Manchester Art Gallery

polonaise dress

Object description

Open robe of cream glazed Indian chintz, painted in India with rows of stylised sprigs then block printed with alternating bands of floral wavy lines in England. There is also some overpainting in colour. Bodice is closed with a pointed waistline and elbow-length sleeves. The skirt is cut in 3 widths, closely pleated onto the bodice, with a slit below the waist on each side. 5 tape ties inside skirt, threaded with blue silk cord with tassel at each end for looping skirt up " à la polonaise". A double layer of muslin ruffles is gathered onto the band and sewn onto the sleeve.

Display label

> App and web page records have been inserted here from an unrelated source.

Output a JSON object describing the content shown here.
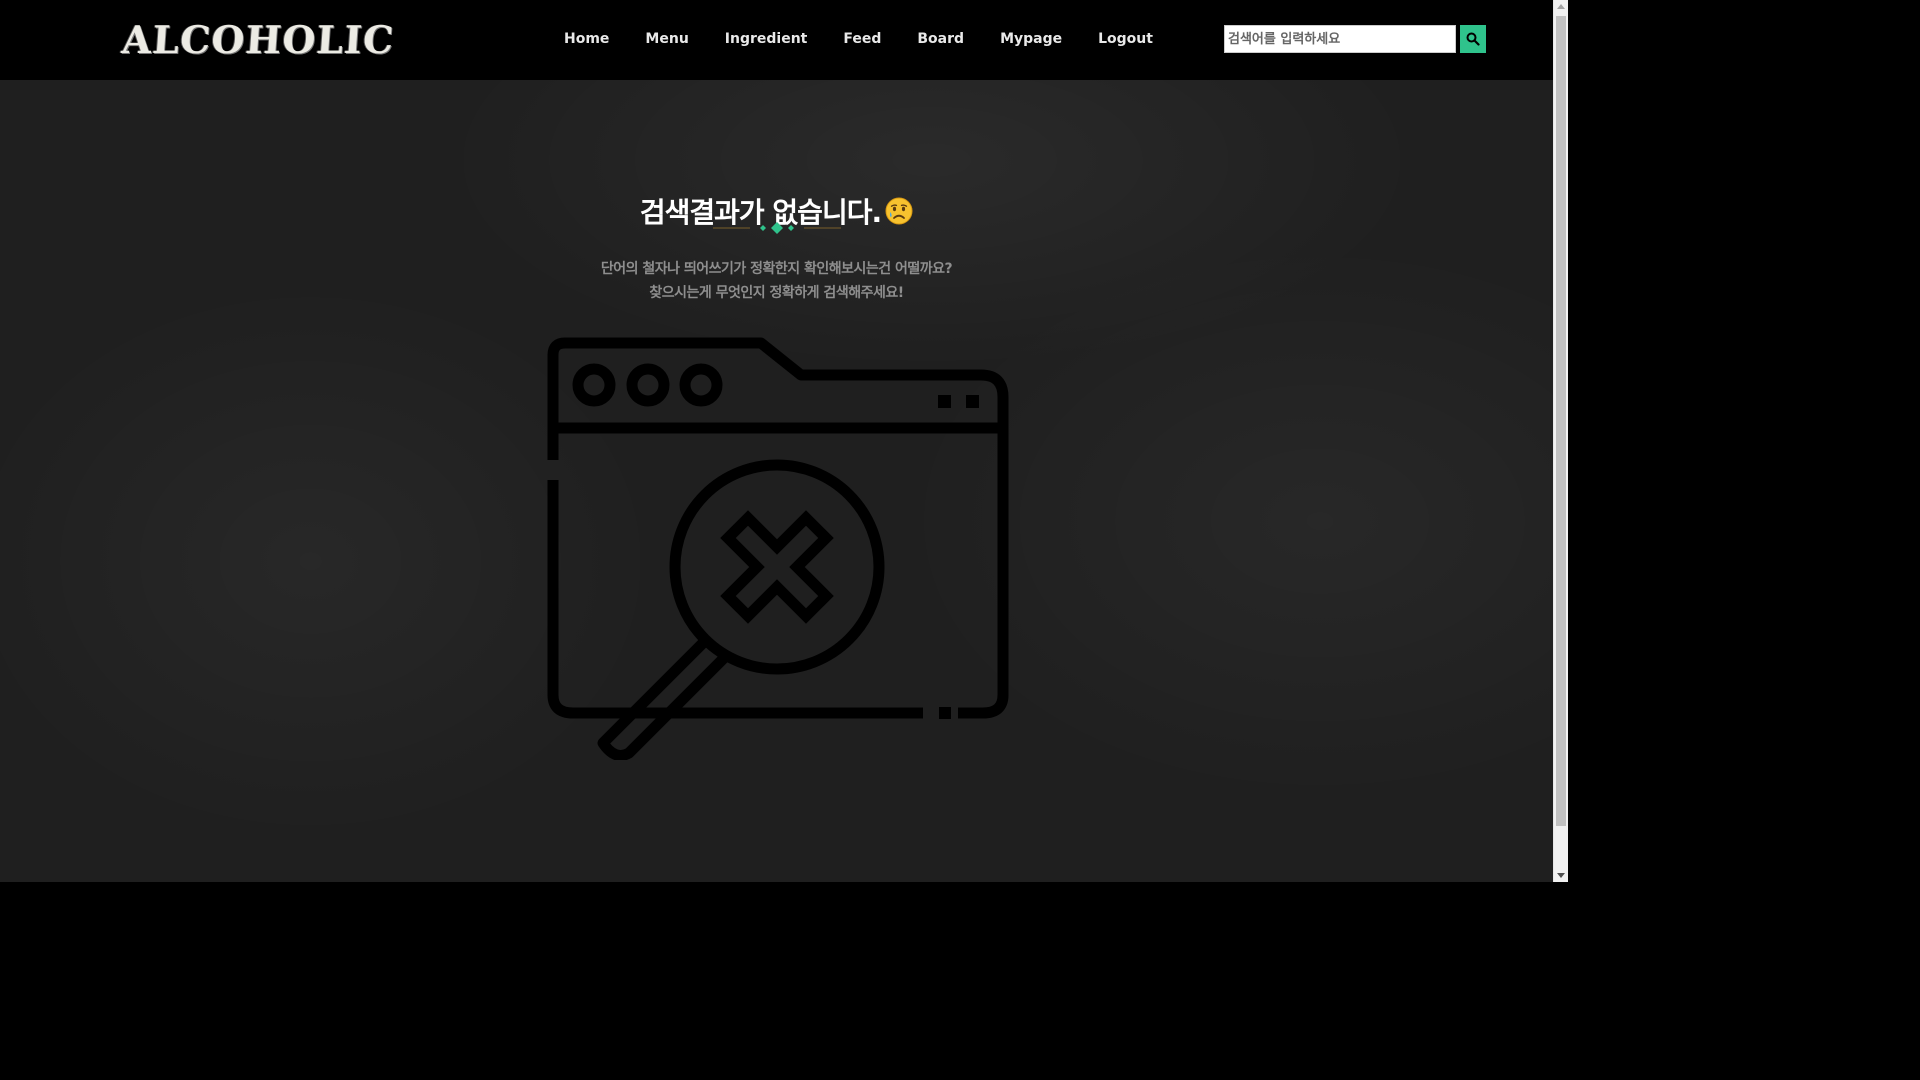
{
  "header": {
    "logo_text": "ALCOHOLIC",
    "nav": [
      "Home",
      "Menu",
      "Ingredient",
      "Feed",
      "Board",
      "Mypage",
      "Logout"
    ],
    "search": {
      "placeholder": "검색어를 입력하세요",
      "button_icon": "search-icon"
    }
  },
  "main": {
    "title": "검색결과가 없습니다.",
    "title_emoji_icon": "sad-face-emoji-icon",
    "message_line1": "단어의 철자나 띄어쓰기가 정확한지 확인해보시는건 어떨까요?",
    "message_line2": "찾으시는게 무엇인지 정확하게 검색해주세요!",
    "illustration_icon": "no-search-results-icon"
  },
  "colors": {
    "accent": "#2fc38c",
    "divider_line": "#7a5f2a",
    "navbar_bg": "#000000",
    "page_bg": "#1f1f1f"
  }
}
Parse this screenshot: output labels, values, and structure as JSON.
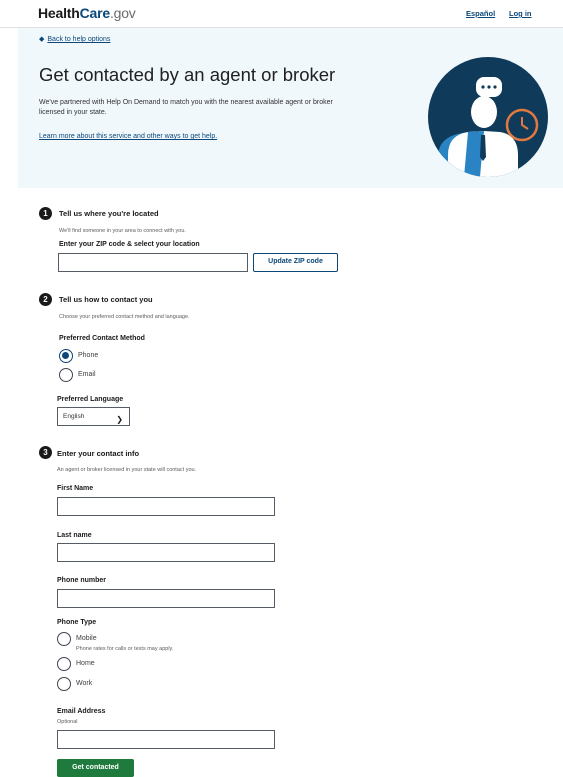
{
  "header": {
    "logo_health": "Health",
    "logo_care": "Care",
    "logo_gov": ".gov",
    "espanol": "Español",
    "login": "Log in"
  },
  "hero": {
    "back_link": "Back to help options",
    "title": "Get contacted by an agent or broker",
    "intro": "We've partnered with Help On Demand to match you with the nearest available agent or broker licensed in your state.",
    "learn_more": "Learn more about this service and other ways to get help."
  },
  "step1": {
    "number": "1",
    "title": "Tell us where you're located",
    "hint": "We'll find someone in your area to connect with you.",
    "zip_label": "Enter your ZIP code & select your location",
    "zip_value": "",
    "update_button": "Update ZIP code"
  },
  "step2": {
    "number": "2",
    "title": "Tell us how to contact you",
    "hint": "Choose your preferred contact method and language.",
    "method_label": "Preferred Contact Method",
    "methods": [
      {
        "label": "Phone",
        "checked": true
      },
      {
        "label": "Email",
        "checked": false
      }
    ],
    "language_label": "Preferred Language",
    "language_value": "English"
  },
  "step3": {
    "number": "3",
    "title": "Enter your contact info",
    "hint": "An agent or broker licensed in your state will contact you.",
    "first_name_label": "First Name",
    "last_name_label": "Last name",
    "phone_label": "Phone number",
    "phone_type_label": "Phone Type",
    "phone_types": [
      {
        "label": "Mobile",
        "note": "Phone rates for calls or texts may apply."
      },
      {
        "label": "Home",
        "note": ""
      },
      {
        "label": "Work",
        "note": ""
      }
    ],
    "email_label": "Email Address",
    "email_optional": "Optional",
    "submit": "Get contacted"
  },
  "colors": {
    "brand_blue": "#0b4778",
    "hero_bg": "#f1f8fc",
    "submit_green": "#1e7b3d",
    "illus_navy": "#0f3a5a",
    "clock_orange": "#e27a3f"
  },
  "icons": [
    "back-arrow-icon",
    "agent-illustration",
    "speech-bubble-icon",
    "clock-icon",
    "chevron-down-icon"
  ]
}
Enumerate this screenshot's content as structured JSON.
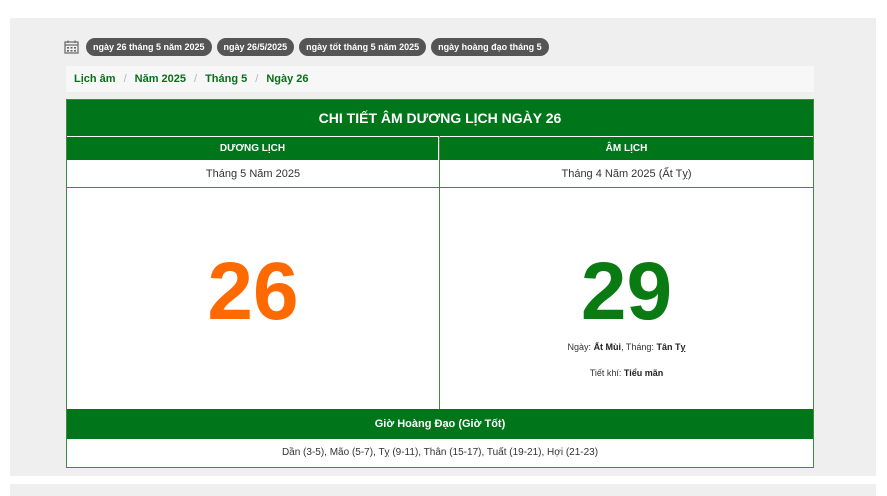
{
  "tags": [
    "ngày 26 tháng 5 năm 2025",
    "ngày 26/5/2025",
    "ngày tốt tháng 5 năm 2025",
    "ngày hoàng đạo tháng 5"
  ],
  "breadcrumb": [
    "Lịch âm",
    "Năm 2025",
    "Tháng 5",
    "Ngày 26"
  ],
  "card": {
    "title": "CHI TIẾT ÂM DƯƠNG LỊCH NGÀY 26",
    "solar": {
      "header": "DƯƠNG LỊCH",
      "month_year": "Tháng 5 Năm 2025",
      "day": "26"
    },
    "lunar": {
      "header": "ÂM LỊCH",
      "month_year": "Tháng 4 Năm 2025 (Ất Tỵ)",
      "day": "29",
      "day_label": "Ngày:",
      "day_value": "Ất Mùi",
      "month_label": "Tháng:",
      "month_value": "Tân Tỵ",
      "tietkhi_label": "Tiết khí:",
      "tietkhi_value": "Tiểu mãn"
    },
    "hours": {
      "header": "Giờ Hoàng Đạo (Giờ Tốt)",
      "list": "Dần (3-5), Mão (5-7), Tỵ (9-11), Thân (15-17), Tuất (19-21), Hợi (21-23)"
    }
  },
  "colors": {
    "green": "#00751a",
    "orange": "#ff6a00",
    "lunar_green": "#0a7a12",
    "tag_bg": "#555555"
  },
  "icons": {
    "calendar": "calendar-icon"
  }
}
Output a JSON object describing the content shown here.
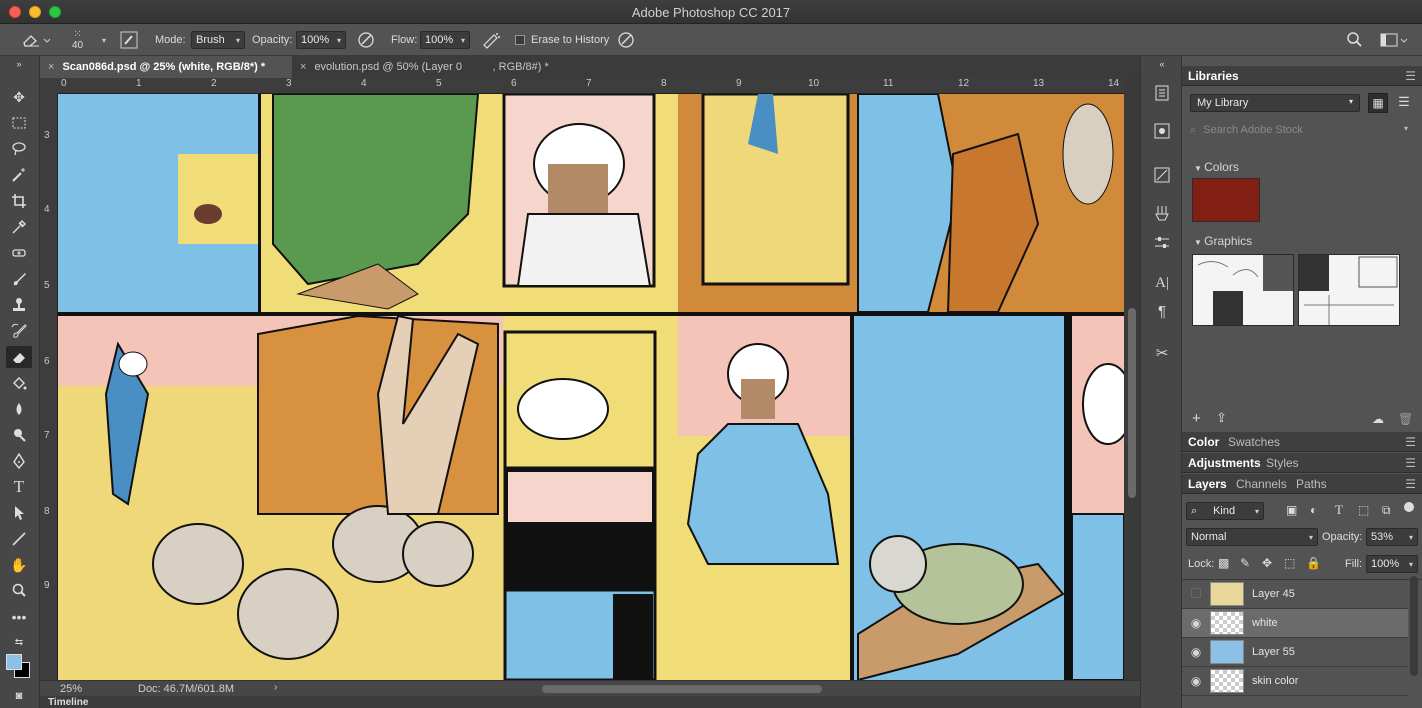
{
  "app": {
    "title": "Adobe Photoshop CC 2017"
  },
  "options_bar": {
    "brush_size": "40",
    "mode_label": "Mode:",
    "mode_value": "Brush",
    "opacity_label": "Opacity:",
    "opacity_value": "100%",
    "flow_label": "Flow:",
    "flow_value": "100%",
    "erase_history_label": "Erase to History",
    "icons": [
      "eraser-icon",
      "brush-preset-icon",
      "brush-panel-icon",
      "pressure-opacity-icon",
      "airbrush-icon",
      "pressure-size-icon",
      "search-icon",
      "workspace-icon"
    ]
  },
  "doc_tabs": [
    {
      "label": "Scan086d.psd @ 25% (white, RGB/8*) *",
      "active": true
    },
    {
      "label": "evolution.psd @ 50% (Layer 0          , RGB/8#) *",
      "active": false
    }
  ],
  "rulers": {
    "top": [
      "0",
      "1",
      "2",
      "3",
      "4",
      "5",
      "6",
      "7",
      "8",
      "9",
      "10",
      "11",
      "12",
      "13",
      "14"
    ],
    "left": [
      "3",
      "4",
      "5",
      "6",
      "7",
      "8",
      "9"
    ]
  },
  "status": {
    "zoom": "25%",
    "doc": "Doc: 46.7M/601.8M"
  },
  "timeline_label": "Timeline",
  "tools": [
    "move-tool-icon",
    "marquee-tool-icon",
    "lasso-tool-icon",
    "magic-wand-icon",
    "crop-tool-icon",
    "eyedropper-icon",
    "healing-brush-icon",
    "brush-tool-icon",
    "clone-stamp-icon",
    "history-brush-icon",
    "eraser-tool-icon",
    "paint-bucket-icon",
    "blur-tool-icon",
    "dodge-tool-icon",
    "pen-tool-icon",
    "type-tool-icon",
    "path-selection-icon",
    "line-tool-icon",
    "hand-tool-icon",
    "zoom-tool-icon",
    "more-tools-icon"
  ],
  "libraries": {
    "tab_label": "Libraries",
    "library_name": "My Library",
    "search_placeholder": "Search Adobe Stock",
    "colors_label": "Colors",
    "color_swatch": "#821f14",
    "graphics_label": "Graphics"
  },
  "color_panel": {
    "tabs": [
      "Color",
      "Swatches"
    ]
  },
  "adjust_panel": {
    "tabs": [
      "Adjustments",
      "Styles"
    ]
  },
  "layers_panel": {
    "tabs": [
      "Layers",
      "Channels",
      "Paths"
    ],
    "kind_label": "Kind",
    "blend_mode": "Normal",
    "opacity_label": "Opacity:",
    "opacity_value": "53%",
    "lock_label": "Lock:",
    "fill_label": "Fill:",
    "fill_value": "100%",
    "layers": [
      {
        "name": "Layer 45",
        "visible": false,
        "selected": false
      },
      {
        "name": "white",
        "visible": true,
        "selected": true
      },
      {
        "name": "Layer 55",
        "visible": true,
        "selected": false
      },
      {
        "name": "skin color",
        "visible": true,
        "selected": false
      }
    ]
  }
}
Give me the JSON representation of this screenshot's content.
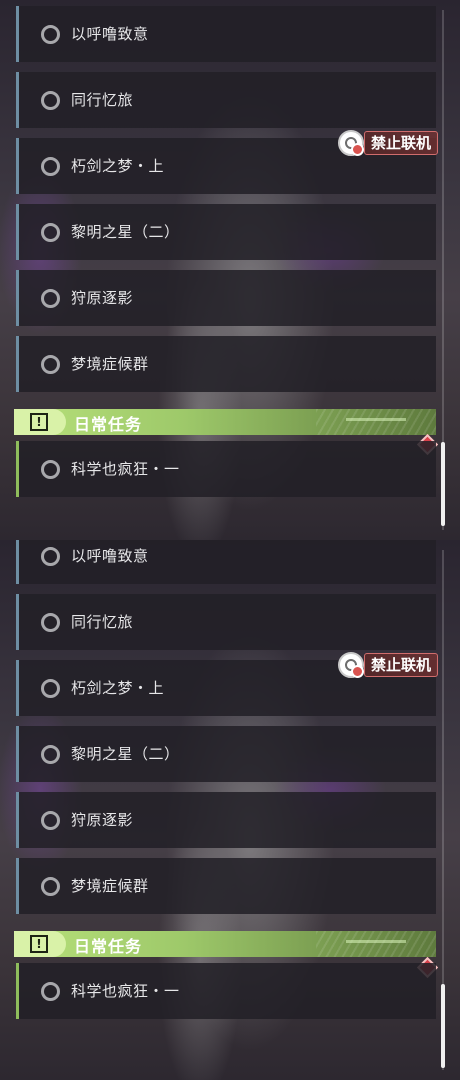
{
  "quests": [
    {
      "label": "以呼噜致意"
    },
    {
      "label": "同行忆旅"
    },
    {
      "label": "朽剑之梦・上"
    },
    {
      "label": "黎明之星（二）"
    },
    {
      "label": "狩原逐影"
    },
    {
      "label": "梦境症候群"
    }
  ],
  "section": {
    "title": "日常任务",
    "badge": "!",
    "daily_quest": "科学也疯狂・一"
  },
  "badge_no_coop": "禁止联机",
  "colors": {
    "accent_green": "#b7e07a",
    "row_border": "#6e8ea3",
    "alert_red": "#d8404a"
  }
}
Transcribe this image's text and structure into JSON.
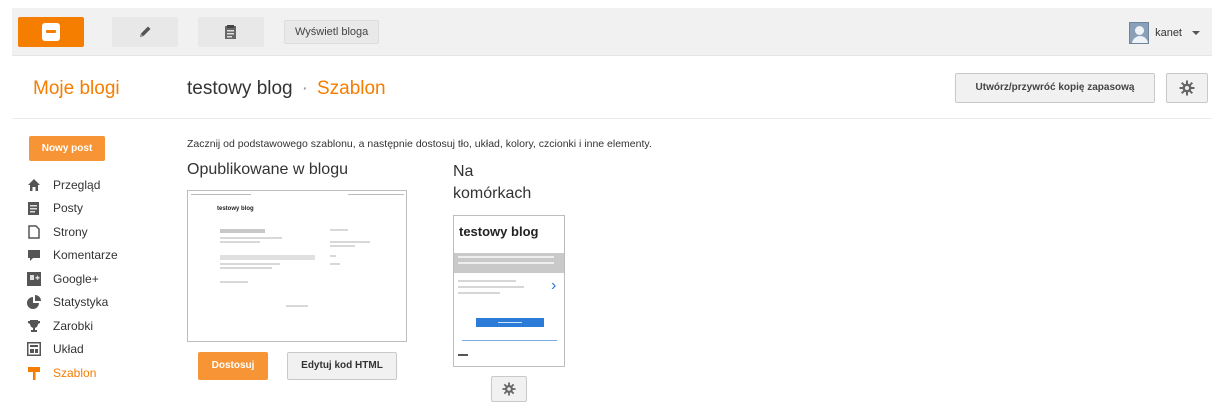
{
  "colors": {
    "accent": "#f57d00",
    "button_orange": "#f79435",
    "link_blue": "#2b7bd9"
  },
  "topbar": {
    "logo_icon": "blogger-logo-icon",
    "compose_icon": "pencil-icon",
    "posts_icon": "clipboard-icon",
    "view_blog_label": "Wyświetl bloga",
    "user_name": "kanet",
    "user_caret_icon": "chevron-down-icon"
  },
  "header": {
    "my_blogs": "Moje blogi",
    "blog_name": "testowy blog",
    "separator": "·",
    "section": "Szablon",
    "backup_label": "Utwórz/przywróć kopię zapasową",
    "settings_icon": "gear-icon"
  },
  "sidebar": {
    "new_post_label": "Nowy post",
    "items": [
      {
        "label": "Przegląd",
        "icon": "home-icon"
      },
      {
        "label": "Posty",
        "icon": "posts-icon"
      },
      {
        "label": "Strony",
        "icon": "page-icon"
      },
      {
        "label": "Komentarze",
        "icon": "comment-icon"
      },
      {
        "label": "Google+",
        "icon": "google-plus-icon"
      },
      {
        "label": "Statystyka",
        "icon": "pie-chart-icon"
      },
      {
        "label": "Zarobki",
        "icon": "trophy-icon"
      },
      {
        "label": "Układ",
        "icon": "layout-icon"
      },
      {
        "label": "Szablon",
        "icon": "template-icon"
      }
    ]
  },
  "main": {
    "intro_text": "Zacznij od podstawowego szablonu, a następnie dostosuj tło, układ, kolory, czcionki i inne elementy.",
    "published_heading": "Opublikowane w blogu",
    "mobile_heading": "Na komórkach",
    "desktop_preview_title": "testowy blog",
    "mobile_preview_title": "testowy blog",
    "customize_label": "Dostosuj",
    "edit_html_label": "Edytuj kod HTML",
    "mobile_settings_icon": "gear-icon"
  }
}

There seems to be less dramatic change in the style of the wardrobe of the fashionable woman in the eighteenth century, than in the nineteenth, certainly in the essential types of dress. All dresses fitted a pattern, being ankle or floor length, with elbow length sleeves and a squared neckline, sometime with a short train, and with the skirt worn either closed, or open to show a decorative skirt or "petticoat". Around 1700, a gown known as a mantua was popular for most social occasions, comprising a long straight silhouette incorporating a short train, orginally worn down, and later looped up. By the middle of the century, two newer styles had taken over, the informal English robe or "nightgown" with the back tightly gathered into the waist, and the more formal French or "sack back" gown with flowing pleats from the shoulders. Other variations included the polonaise (with the skirt looped up over the petticoat as in an image below), and more simple "round gowns", which were increasingly popular as neoclassical influences developed after the 1780s (see Heideloff fashion prints below). Fabrics chosen were usually woven silk brocades or damasks, often in a stylised floral design until the 1770s, with simpler printed cotton callico and linen, or embroidered cotton muslin, increasingly fashionable thereafter.